Other countries have looked at the issue and they came up with even stricter rules. The U.K. put a hard cap on retirement-plan fees. The U.S. hasn’t gone to that extreme, as far as we know, but we will find out Wednesday what the precise rules are. It is widely expected to require that:

  • All fees be transparent;
  • Any conflicts of interest be disclosed;
  • The best interest of the client be paramount.

That seems like a rather reasonable set of standards for financial advisers.

Antiregulation advocates have claimed markets would correct this without government intervention. That has yet to happen. Indeed, to the contrary, we have seen fees creep higher in the 40-plus years since the federal laws governing retirement accounts were enacted.

Market forces are up against several challenges:

  • Information asymmetry creates confusion among consumers about complex financial issues and products.
  • Many investors aren’t even clear about whether their advisers actually are fiduciaries, one study says.
  • Responsibility for managing 401(k)s lies with employers, creating a further layer of complexity.

There are signs that some market forces are moving in the right direction: just see the rise of indexing, exchange-traded funds and the $3 trillion in assets Vanguard Group has under management. But all of that is just a drop in the bucket compared with the trillions of dollars in 401(k) and other retirement accounts.

Thom Donlan, writing in the usually fiercely antiregulation Barron’s, observes that “In law-making as in investing, there are people who keep themselves free of conflict of interest, people who rise above conflict of interest, and people for whom conflict of interest is a way of life well worth defending. Until the nation raises better investors, it will have to try to regulate the predators.”

The fiduciary rule is a good start down that path.

This column does not necessarily reflect the opinion of the editorial board or Bloomberg LP and its owners.
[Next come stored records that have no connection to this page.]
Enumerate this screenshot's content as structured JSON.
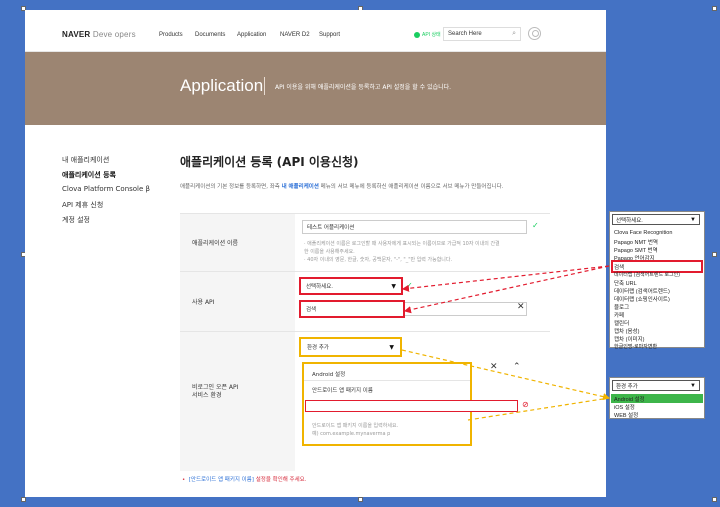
{
  "header": {
    "logo_bold": "NAVER",
    "logo_light": "Deve opers",
    "nav": [
      "Products",
      "Documents",
      "Application",
      "NAVER D2",
      "Support"
    ],
    "api_status": "API 상태",
    "search_label": "Search Here"
  },
  "banner": {
    "title": "Application",
    "desc": "API 이용을 위해 애플리케이션을 등록하고 API 설정을 할 수 있습니다."
  },
  "sidebar": {
    "items": [
      "내 애플리케이션",
      "애플리케이션 등록",
      "Clova Platform Console β",
      "API 제휴 신청",
      "계정 설정"
    ]
  },
  "main": {
    "title": "애플리케이션 등록 (API 이용신청)",
    "intro_1": "애플리케이션의 기본 정보를 등록하면, 좌측 ",
    "intro_link": "내 애플리케이션",
    "intro_2": " 메뉴의 서브 메뉴에 등록하신 애플리케이션 이름으로 서브 메뉴가 만들어집니다.",
    "app_name_label": "애플리케이션 이름",
    "app_name_value": "테스트 어플리케이션",
    "app_name_hint_1": "· 애플리케이션 이름은 로그인할 때 사용자에게 표시되는 이름이므로 가급적 10자 이내의 간결",
    "app_name_hint_2": "  한 이름을 사용해주세요.",
    "app_name_hint_3": "· 40자 이내의 영문, 한글, 숫자, 공백문자, \"-\", \"_\"만 입력 가능합니다.",
    "api_label": "사용 API",
    "api_select": "선택하세요.",
    "api_selected": "검색",
    "env_label_1": "비로그인 오픈 API",
    "env_label_2": "서비스 환경",
    "env_select": "환경 추가",
    "env_android": "Android 설정",
    "env_pkg_label": "안드로이드 앱 패키지 이름",
    "env_pkg_hint_1": "안드로이드 앱 패키지 이름을 입력하세요.",
    "env_pkg_hint_2": "예) com.example.mynaverma p",
    "warning_link": "[안드로이드 앱 패키지 이름]",
    "warning_text": " 설정을 확인해 주세요."
  },
  "api_dropdown": {
    "head": "선택하세요.",
    "options": [
      "Clova Face Recognition",
      "Papago NMT 번역",
      "Papago SMT 번역",
      "Papago 언어감지",
      "검색",
      "데이터랩 (검색어트렌드 로그인)",
      "단축 URL",
      "데이터랩 (검색어트렌드)",
      "데이터랩 (쇼핑인사이트)",
      "블로그",
      "카페",
      "캘린더",
      "캡차 (음성)",
      "캡차 (이미지)",
      "한글인명-로마자변환"
    ],
    "selected": "검색"
  },
  "env_dropdown": {
    "head": "환경 추가",
    "options": [
      "Android 설정",
      "iOS 설정",
      "WEB 설정"
    ],
    "selected": "Android 설정"
  },
  "colors": {
    "background": "#4472c4",
    "banner": "#9c8572",
    "naver_green": "#19ce60",
    "highlight_red": "#e21b2e",
    "highlight_yellow": "#f0b400",
    "selected_green": "#3db54a"
  }
}
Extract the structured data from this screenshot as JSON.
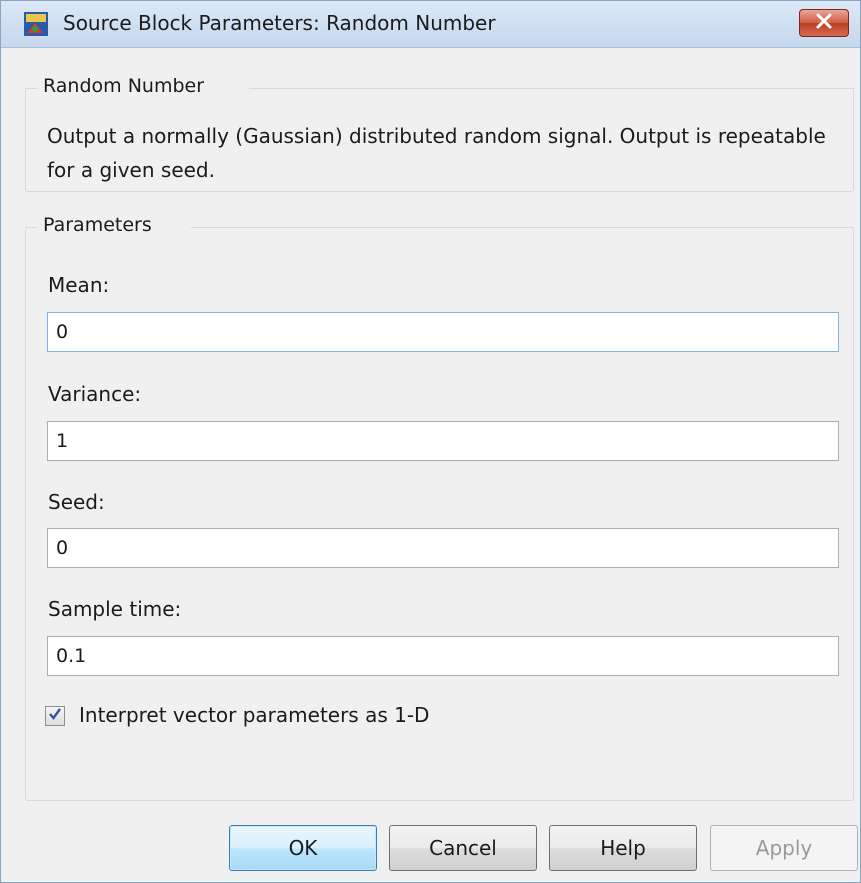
{
  "window": {
    "title": "Source Block Parameters: Random Number"
  },
  "description": {
    "legend": "Random Number",
    "text": "Output a normally (Gaussian) distributed random signal.  Output is repeatable for a given seed."
  },
  "parameters": {
    "legend": "Parameters",
    "fields": [
      {
        "label": "Mean:",
        "value": "0"
      },
      {
        "label": "Variance:",
        "value": "1"
      },
      {
        "label": "Seed:",
        "value": "0"
      },
      {
        "label": "Sample time:",
        "value": "0.1"
      }
    ],
    "checkbox": {
      "label": "Interpret vector parameters as 1-D",
      "checked": true
    }
  },
  "buttons": {
    "ok": "OK",
    "cancel": "Cancel",
    "help": "Help",
    "apply": "Apply"
  },
  "colors": {
    "titlebar": "#c6d8ee",
    "close_button": "#c94a32",
    "focus_border": "#7eb4ea"
  }
}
To contact the author of this story:
Barry Ritholtz at britholtz3@bloomberg.net

To contact the editor responsible for this story:
James Greiff at jgreiff@bloomberg.net